#### Exercise brief
Provide the data again in its entirety, exactly as given.

#### Provided information

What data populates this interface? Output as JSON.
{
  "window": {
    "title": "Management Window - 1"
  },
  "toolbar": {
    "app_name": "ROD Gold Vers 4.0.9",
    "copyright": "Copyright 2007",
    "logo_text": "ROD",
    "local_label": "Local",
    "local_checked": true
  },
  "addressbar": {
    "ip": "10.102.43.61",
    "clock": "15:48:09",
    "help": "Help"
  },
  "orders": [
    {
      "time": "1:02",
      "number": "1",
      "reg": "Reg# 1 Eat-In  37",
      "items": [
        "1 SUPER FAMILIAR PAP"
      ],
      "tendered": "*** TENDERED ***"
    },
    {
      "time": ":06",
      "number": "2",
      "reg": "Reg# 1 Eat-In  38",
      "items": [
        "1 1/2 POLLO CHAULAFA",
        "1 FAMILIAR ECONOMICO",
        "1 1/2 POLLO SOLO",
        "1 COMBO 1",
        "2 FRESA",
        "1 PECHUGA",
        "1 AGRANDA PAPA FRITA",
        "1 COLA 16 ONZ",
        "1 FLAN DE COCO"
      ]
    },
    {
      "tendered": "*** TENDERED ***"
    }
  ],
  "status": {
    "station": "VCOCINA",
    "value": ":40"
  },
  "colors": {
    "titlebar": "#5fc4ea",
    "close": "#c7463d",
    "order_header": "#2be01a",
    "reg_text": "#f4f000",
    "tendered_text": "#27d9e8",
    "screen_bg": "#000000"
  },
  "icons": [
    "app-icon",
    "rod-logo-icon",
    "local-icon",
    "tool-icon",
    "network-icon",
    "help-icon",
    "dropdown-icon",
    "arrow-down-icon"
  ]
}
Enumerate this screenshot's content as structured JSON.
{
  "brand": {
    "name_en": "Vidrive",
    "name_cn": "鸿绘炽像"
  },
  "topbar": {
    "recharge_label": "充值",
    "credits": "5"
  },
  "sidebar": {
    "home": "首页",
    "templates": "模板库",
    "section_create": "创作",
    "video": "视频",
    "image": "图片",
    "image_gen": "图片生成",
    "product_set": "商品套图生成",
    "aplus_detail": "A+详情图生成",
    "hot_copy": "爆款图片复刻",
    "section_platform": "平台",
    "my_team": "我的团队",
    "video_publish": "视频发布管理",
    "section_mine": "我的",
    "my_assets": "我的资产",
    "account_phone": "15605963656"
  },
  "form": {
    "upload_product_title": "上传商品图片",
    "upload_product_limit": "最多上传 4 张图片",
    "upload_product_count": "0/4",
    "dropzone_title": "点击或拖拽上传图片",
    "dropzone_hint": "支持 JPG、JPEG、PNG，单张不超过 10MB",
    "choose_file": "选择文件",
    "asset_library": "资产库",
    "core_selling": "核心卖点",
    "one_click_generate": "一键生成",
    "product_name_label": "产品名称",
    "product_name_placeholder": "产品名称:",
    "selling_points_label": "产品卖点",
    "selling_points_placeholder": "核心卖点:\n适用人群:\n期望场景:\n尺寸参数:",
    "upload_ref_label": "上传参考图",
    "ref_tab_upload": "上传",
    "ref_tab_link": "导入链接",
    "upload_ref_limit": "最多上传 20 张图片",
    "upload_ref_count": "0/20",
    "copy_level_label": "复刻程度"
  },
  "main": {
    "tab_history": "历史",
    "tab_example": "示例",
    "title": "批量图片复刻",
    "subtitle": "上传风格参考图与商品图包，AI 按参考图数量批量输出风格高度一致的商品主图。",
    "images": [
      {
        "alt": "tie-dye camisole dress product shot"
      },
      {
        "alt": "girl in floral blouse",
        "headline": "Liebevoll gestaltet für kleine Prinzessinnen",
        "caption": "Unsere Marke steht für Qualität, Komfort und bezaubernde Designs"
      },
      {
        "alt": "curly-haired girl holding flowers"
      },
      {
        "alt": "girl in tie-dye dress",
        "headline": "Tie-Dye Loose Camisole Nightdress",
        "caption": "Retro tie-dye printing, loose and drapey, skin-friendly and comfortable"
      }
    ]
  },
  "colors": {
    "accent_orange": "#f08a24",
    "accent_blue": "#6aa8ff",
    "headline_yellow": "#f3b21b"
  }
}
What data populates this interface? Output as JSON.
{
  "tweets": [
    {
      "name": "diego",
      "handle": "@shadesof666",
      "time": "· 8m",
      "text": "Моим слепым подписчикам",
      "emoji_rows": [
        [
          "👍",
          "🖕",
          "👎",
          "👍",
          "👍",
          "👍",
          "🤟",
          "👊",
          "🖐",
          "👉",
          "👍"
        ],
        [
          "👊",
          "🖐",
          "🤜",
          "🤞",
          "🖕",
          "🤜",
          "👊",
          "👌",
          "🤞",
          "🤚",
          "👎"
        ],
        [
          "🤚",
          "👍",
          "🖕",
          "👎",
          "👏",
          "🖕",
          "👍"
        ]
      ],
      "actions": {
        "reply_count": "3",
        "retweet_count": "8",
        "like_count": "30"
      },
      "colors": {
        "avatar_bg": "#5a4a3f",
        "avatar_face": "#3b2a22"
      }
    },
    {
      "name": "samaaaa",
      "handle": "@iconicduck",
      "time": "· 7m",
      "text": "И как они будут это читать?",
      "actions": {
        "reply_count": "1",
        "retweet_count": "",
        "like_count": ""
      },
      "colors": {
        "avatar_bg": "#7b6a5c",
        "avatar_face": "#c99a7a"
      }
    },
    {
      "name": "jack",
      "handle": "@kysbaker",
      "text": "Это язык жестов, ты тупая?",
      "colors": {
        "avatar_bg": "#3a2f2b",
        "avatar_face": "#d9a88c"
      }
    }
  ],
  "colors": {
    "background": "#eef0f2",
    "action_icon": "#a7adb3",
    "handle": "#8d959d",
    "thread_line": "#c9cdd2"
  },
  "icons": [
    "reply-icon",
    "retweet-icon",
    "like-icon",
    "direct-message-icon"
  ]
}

#### Output of the task
What data populates this interface? Output as JSON.
{
  "window": {
    "title": "Management Window - 1"
  },
  "toolbar": {
    "app_name": "ROD Gold Vers 4.0.9",
    "copyright": "Copyright 2007",
    "logo_text": "ROD",
    "local_label": "Local",
    "local_checked": true
  },
  "addressbar": {
    "ip": "10.102.43.61",
    "clock": "15:48:09",
    "help": "Help"
  },
  "orders": [
    {
      "time": "1:02",
      "number": "1",
      "reg": "Reg# 1 Eat-In  37",
      "items": [
        "1 SUPER FAMILIAR PAP"
      ],
      "tendered": "*** TENDERED ***"
    },
    {
      "time": ":06",
      "number": "2",
      "reg": "Reg# 1 Eat-In  38",
      "items": [
        "1 1/2 POLLO CHAULAFA",
        "1 FAMILIAR ECONOMICO",
        "1 1/2 POLLO SOLO",
        "1 COMBO 1",
        "2 FRESA",
        "1 PECHUGA",
        "1 AGRANDA PAPA FRITA",
        "1 COLA 16 ONZ",
        "1 FLAN DE COCO"
      ]
    },
    {
      "tendered": "*** TENDERED ***"
    }
  ],
  "status": {
    "station": "VCOCINA",
    "value": ":40"
  },
  "colors": {
    "titlebar": "#5fc4ea",
    "close": "#c7463d",
    "order_header": "#2be01a",
    "reg_text": "#f4f000",
    "tendered_text": "#27d9e8",
    "screen_bg": "#000000"
  },
  "icons": [
    "app-icon",
    "rod-logo-icon",
    "local-icon",
    "tool-icon",
    "network-icon",
    "help-icon",
    "dropdown-icon",
    "arrow-down-icon"
  ]
}
Enumerate this screenshot's content as structured JSON.
{
  "brand": {
    "name_en": "Vidrive",
    "name_cn": "鸿绘炽像"
  },
  "topbar": {
    "recharge_label": "充值",
    "credits": "5"
  },
  "sidebar": {
    "home": "首页",
    "templates": "模板库",
    "section_create": "创作",
    "video": "视频",
    "image": "图片",
    "image_gen": "图片生成",
    "product_set": "商品套图生成",
    "aplus_detail": "A+详情图生成",
    "hot_copy": "爆款图片复刻",
    "section_platform": "平台",
    "my_team": "我的团队",
    "video_publish": "视频发布管理",
    "section_mine": "我的",
    "my_assets": "我的资产",
    "account_phone": "15605963656"
  },
  "form": {
    "upload_product_title": "上传商品图片",
    "upload_product_limit": "最多上传 4 张图片",
    "upload_product_count": "0/4",
    "dropzone_title": "点击或拖拽上传图片",
    "dropzone_hint": "支持 JPG、JPEG、PNG，单张不超过 10MB",
    "choose_file": "选择文件",
    "asset_library": "资产库",
    "core_selling": "核心卖点",
    "one_click_generate": "一键生成",
    "product_name_label": "产品名称",
    "product_name_placeholder": "产品名称:",
    "selling_points_label": "产品卖点",
    "selling_points_placeholder": "核心卖点:\n适用人群:\n期望场景:\n尺寸参数:",
    "upload_ref_label": "上传参考图",
    "ref_tab_upload": "上传",
    "ref_tab_link": "导入链接",
    "upload_ref_limit": "最多上传 20 张图片",
    "upload_ref_count": "0/20",
    "copy_level_label": "复刻程度"
  },
  "main": {
    "tab_history": "历史",
    "tab_example": "示例",
    "title": "批量图片复刻",
    "subtitle": "上传风格参考图与商品图包，AI 按参考图数量批量输出风格高度一致的商品主图。",
    "images": [
      {
        "alt": "tie-dye camisole dress product shot"
      },
      {
        "alt": "girl in floral blouse",
        "headline": "Liebevoll gestaltet für kleine Prinzessinnen",
        "caption": "Unsere Marke steht für Qualität, Komfort und bezaubernde Designs"
      },
      {
        "alt": "curly-haired girl holding flowers"
      },
      {
        "alt": "girl in tie-dye dress",
        "headline": "Tie-Dye Loose Camisole Nightdress",
        "caption": "Retro tie-dye printing, loose and drapey, skin-friendly and comfortable"
      }
    ]
  },
  "colors": {
    "accent_orange": "#f08a24",
    "accent_blue": "#6aa8ff",
    "headline_yellow": "#f3b21b"
  }
}
What data populates this interface? Output as JSON.
{
  "tweets": [
    {
      "name": "diego",
      "handle": "@shadesof666",
      "time": "· 8m",
      "text": "Моим слепым подписчикам",
      "emoji_rows": [
        [
          "👍",
          "🖕",
          "👎",
          "👍",
          "👍",
          "👍",
          "🤟",
          "👊",
          "🖐",
          "👉",
          "👍"
        ],
        [
          "👊",
          "🖐",
          "🤜",
          "🤞",
          "🖕",
          "🤜",
          "👊",
          "👌",
          "🤞",
          "🤚",
          "👎"
        ],
        [
          "🤚",
          "👍",
          "🖕",
          "👎",
          "👏",
          "🖕",
          "👍"
        ]
      ],
      "actions": {
        "reply_count": "3",
        "retweet_count": "8",
        "like_count": "30"
      },
      "colors": {
        "avatar_bg": "#5a4a3f",
        "avatar_face": "#3b2a22"
      }
    },
    {
      "name": "samaaaa",
      "handle": "@iconicduck",
      "time": "· 7m",
      "text": "И как они будут это читать?",
      "actions": {
        "reply_count": "1",
        "retweet_count": "",
        "like_count": ""
      },
      "colors": {
        "avatar_bg": "#7b6a5c",
        "avatar_face": "#c99a7a"
      }
    },
    {
      "name": "jack",
      "handle": "@kysbaker",
      "text": "Это язык жестов, ты тупая?",
      "colors": {
        "avatar_bg": "#3a2f2b",
        "avatar_face": "#d9a88c"
      }
    }
  ],
  "colors": {
    "background": "#eef0f2",
    "action_icon": "#a7adb3",
    "handle": "#8d959d",
    "thread_line": "#c9cdd2"
  },
  "icons": [
    "reply-icon",
    "retweet-icon",
    "like-icon",
    "direct-message-icon"
  ]
}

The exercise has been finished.